Figure 6. Particle trajectory of size 1, 5, 10, and 15 μm in three hydrocyclones. (a) THC; (b) SHC; and (c) MHC.
Molecules 24 01116 g006
Figure 7. Separation efficiency curve for three hydrocyclones under an inlet pressure of 4 bar.
Figure 7. Separation efficiency curve for three hydrocyclones under an inlet pressure of 4 bar.
Molecules 24 01116 g007
Figure 8. Overall separation efficiency for three hydrocyclones under different inlet pressures.
Figure 8. Overall separation efficiency for three hydrocyclones under different inlet pressures.
Molecules 24 01116 g008
Figure 9. Silicon carbide powder cumulative size distribution used in the experiments.
Figure 9. Silicon carbide powder cumulative size distribution used in the experiments.
Molecules 24 01116 g009
Figure 10. Hydrocyclone separator system experimental setup. The various components include a centrifugal pump, storage tank, agitator, pressure gauges (P1, P2, P3), recycle valve (V3), inlet valve (V1), overflow valve (V4), underflow valve (V2), and the hydrocyclone separator.
Figure 10. Hydrocyclone separator system experimental setup. The various components include a centrifugal pump, storage tank, agitator, pressure gauges (P1, P2, P3), recycle valve (V3), inlet valve (V1), overflow valve (V4), underflow valve (V2), and the hydrocyclone separator.
Molecules 24 01116 g010
Figure 11. Hydrocyclone separator system geometry used for both computational fluid dynamics (CFD) simulations and experiments. (a) THC; (b) SHC; (c) MHC.
Figure 11. Hydrocyclone separator system geometry used for both computational fluid dynamics (CFD) simulations and experiments. (a) THC; (b) SHC; (c) MHC.
Molecules 24 01116 g011aMolecules 24 01116 g011bMolecules 24 01116 g011c
Figure 12. Hydrocyclone separator system mesh structure. The total number of computational cells was approximately 105.
Figure 12. Hydrocyclone separator system mesh structure. The total number of computational cells was approximately 105.
Molecules 24 01116 g012
Table 1. Outlet concentration of various hydrocyclones.

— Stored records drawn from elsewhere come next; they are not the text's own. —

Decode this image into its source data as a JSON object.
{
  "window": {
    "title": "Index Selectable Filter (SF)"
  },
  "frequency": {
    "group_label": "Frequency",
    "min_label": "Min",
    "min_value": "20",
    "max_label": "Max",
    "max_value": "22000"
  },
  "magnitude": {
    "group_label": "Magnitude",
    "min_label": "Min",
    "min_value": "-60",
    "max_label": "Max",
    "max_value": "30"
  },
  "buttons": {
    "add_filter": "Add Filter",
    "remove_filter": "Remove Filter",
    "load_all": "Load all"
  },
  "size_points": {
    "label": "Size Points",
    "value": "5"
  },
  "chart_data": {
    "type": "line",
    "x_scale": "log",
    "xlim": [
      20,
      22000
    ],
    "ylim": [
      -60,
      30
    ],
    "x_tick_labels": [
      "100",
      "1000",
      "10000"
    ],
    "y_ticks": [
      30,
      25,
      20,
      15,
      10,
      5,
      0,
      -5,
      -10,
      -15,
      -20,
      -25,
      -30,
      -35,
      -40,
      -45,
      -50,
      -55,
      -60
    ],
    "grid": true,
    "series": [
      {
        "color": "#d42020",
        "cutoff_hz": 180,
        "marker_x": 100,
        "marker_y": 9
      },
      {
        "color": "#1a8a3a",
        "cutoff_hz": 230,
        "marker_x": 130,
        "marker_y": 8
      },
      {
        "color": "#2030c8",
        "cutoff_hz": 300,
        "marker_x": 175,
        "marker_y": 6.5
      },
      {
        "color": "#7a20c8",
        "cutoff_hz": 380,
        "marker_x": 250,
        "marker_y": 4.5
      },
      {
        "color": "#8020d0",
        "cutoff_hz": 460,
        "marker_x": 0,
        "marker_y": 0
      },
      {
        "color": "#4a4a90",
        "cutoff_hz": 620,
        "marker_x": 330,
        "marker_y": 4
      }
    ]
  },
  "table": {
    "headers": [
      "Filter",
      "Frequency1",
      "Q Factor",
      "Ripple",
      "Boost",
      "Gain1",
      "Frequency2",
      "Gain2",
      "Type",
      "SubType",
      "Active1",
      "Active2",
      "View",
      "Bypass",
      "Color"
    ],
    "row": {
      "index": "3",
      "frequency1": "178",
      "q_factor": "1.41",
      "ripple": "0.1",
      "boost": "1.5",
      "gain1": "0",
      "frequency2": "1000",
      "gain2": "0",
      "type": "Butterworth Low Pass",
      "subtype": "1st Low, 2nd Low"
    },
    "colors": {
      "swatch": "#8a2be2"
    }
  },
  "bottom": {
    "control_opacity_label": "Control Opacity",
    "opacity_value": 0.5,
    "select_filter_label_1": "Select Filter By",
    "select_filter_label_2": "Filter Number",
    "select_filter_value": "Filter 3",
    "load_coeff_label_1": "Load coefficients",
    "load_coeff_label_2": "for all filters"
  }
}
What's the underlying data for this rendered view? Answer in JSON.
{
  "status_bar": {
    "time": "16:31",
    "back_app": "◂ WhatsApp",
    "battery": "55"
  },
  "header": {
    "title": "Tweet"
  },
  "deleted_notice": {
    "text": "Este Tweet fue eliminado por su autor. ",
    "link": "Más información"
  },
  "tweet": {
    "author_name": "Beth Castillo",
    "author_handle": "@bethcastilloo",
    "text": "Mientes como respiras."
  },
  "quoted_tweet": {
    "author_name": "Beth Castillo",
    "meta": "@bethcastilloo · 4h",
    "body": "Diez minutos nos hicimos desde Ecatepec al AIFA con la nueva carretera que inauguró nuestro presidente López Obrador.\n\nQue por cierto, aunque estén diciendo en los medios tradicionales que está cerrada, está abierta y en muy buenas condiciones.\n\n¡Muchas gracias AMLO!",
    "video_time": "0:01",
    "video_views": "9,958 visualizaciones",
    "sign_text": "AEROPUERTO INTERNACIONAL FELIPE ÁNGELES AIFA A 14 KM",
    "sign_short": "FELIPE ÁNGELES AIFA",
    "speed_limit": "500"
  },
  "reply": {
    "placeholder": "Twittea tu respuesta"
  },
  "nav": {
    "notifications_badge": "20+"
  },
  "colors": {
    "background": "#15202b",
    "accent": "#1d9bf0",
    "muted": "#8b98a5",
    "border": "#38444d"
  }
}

Table 1. Outlet concentration of various hydrocyclones.
Origin = 0.35 wt %
Pressure (Bar)Over (wt %)Under (wt %)Filtration (wt %)
Back to TopTop